------ RECORDS TO PROCESS ------
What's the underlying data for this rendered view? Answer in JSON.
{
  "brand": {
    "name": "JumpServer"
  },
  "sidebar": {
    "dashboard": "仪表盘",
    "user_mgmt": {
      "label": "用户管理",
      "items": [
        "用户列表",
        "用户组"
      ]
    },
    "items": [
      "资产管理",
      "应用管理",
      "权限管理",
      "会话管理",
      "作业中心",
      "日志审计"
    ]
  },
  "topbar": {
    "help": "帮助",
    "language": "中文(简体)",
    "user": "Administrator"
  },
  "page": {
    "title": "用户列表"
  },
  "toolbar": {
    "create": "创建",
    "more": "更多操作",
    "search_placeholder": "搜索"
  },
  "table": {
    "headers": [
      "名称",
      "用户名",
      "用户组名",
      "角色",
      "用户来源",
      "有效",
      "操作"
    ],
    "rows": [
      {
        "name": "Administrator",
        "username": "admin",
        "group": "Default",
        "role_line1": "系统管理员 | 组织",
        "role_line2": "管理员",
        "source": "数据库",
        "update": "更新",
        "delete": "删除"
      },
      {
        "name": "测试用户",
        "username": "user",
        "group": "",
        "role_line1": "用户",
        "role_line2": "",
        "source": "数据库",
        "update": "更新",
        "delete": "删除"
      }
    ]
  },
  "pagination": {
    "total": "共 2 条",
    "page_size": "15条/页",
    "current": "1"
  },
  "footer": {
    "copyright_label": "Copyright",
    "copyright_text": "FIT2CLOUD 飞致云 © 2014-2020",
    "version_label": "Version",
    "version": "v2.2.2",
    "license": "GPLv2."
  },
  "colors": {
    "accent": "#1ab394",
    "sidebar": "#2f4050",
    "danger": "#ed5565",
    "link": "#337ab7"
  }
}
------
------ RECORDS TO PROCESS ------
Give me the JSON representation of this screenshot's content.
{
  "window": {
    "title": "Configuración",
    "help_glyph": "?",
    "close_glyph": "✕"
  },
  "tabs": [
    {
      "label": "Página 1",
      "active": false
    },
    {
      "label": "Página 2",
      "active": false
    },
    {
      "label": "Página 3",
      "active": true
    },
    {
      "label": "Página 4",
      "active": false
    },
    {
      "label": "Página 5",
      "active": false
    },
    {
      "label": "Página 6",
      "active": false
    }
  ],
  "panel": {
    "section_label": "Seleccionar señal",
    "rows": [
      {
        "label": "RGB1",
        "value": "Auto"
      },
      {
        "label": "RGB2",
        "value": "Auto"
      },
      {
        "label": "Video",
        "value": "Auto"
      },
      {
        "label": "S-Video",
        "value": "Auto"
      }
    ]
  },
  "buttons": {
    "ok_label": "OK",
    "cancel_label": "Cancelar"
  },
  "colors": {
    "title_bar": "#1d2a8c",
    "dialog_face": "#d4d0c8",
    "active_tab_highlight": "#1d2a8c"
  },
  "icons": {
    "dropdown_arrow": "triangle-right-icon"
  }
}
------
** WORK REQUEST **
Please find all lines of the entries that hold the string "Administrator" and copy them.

** RESPONSE BOX **
    "user": "Administrator"
        "name": "Administrator",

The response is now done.